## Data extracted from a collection
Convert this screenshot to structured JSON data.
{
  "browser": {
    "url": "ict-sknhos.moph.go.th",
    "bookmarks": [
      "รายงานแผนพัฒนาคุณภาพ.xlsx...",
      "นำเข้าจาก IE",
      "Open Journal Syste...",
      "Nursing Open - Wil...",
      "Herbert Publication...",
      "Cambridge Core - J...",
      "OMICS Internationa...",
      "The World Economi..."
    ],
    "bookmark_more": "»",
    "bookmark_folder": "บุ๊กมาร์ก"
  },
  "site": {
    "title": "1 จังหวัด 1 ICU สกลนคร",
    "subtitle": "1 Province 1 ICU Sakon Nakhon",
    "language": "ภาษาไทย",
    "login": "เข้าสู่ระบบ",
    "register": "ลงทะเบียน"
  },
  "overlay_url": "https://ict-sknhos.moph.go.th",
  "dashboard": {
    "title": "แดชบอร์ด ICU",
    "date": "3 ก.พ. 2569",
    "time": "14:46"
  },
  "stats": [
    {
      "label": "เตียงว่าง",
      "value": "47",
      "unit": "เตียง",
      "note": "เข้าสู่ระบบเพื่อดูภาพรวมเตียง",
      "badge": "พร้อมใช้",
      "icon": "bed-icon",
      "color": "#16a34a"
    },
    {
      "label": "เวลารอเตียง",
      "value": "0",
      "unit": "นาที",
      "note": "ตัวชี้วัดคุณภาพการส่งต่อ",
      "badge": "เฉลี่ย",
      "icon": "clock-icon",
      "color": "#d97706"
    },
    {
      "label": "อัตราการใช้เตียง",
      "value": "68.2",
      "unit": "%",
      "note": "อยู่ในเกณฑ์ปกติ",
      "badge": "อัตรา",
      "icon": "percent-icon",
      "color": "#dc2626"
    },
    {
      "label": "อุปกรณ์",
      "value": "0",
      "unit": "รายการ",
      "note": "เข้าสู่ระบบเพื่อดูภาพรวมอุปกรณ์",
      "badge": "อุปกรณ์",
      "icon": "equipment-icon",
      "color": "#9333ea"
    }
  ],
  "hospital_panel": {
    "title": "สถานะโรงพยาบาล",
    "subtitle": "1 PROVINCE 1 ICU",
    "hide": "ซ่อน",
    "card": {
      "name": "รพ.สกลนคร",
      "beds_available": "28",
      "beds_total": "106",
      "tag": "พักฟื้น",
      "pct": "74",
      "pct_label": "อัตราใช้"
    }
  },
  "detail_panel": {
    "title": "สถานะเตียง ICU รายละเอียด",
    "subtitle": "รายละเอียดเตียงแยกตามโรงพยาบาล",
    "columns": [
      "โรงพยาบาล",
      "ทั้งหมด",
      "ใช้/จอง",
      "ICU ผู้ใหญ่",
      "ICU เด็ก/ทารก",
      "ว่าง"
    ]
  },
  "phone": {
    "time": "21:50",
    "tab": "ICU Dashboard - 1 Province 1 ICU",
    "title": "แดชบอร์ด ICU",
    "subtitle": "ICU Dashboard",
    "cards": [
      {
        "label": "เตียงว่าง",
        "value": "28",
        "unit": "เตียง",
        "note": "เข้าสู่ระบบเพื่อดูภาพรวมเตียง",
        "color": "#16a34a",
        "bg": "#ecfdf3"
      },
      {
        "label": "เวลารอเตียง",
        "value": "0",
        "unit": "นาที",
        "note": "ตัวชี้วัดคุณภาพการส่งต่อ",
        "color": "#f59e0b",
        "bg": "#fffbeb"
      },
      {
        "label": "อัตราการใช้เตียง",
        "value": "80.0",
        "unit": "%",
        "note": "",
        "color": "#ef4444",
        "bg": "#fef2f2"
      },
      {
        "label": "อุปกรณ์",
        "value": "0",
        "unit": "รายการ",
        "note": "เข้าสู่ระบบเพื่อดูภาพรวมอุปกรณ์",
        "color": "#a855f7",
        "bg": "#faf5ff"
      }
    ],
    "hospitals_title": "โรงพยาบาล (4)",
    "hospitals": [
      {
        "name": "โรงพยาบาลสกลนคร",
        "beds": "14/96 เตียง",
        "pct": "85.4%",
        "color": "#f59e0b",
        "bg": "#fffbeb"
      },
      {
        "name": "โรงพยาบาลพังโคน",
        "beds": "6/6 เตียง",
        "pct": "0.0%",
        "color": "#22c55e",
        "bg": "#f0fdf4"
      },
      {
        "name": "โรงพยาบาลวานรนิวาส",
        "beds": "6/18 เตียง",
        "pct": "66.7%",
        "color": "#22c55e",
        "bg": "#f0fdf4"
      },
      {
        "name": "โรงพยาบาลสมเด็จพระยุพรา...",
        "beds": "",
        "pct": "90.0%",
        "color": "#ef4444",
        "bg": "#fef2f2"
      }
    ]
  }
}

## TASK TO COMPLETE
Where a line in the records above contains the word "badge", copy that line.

## WORKED SOLUTION
      "badge": "พร้อมใช้",
      "badge": "เฉลี่ย",
      "badge": "อัตรา",
      "badge": "อุปกรณ์",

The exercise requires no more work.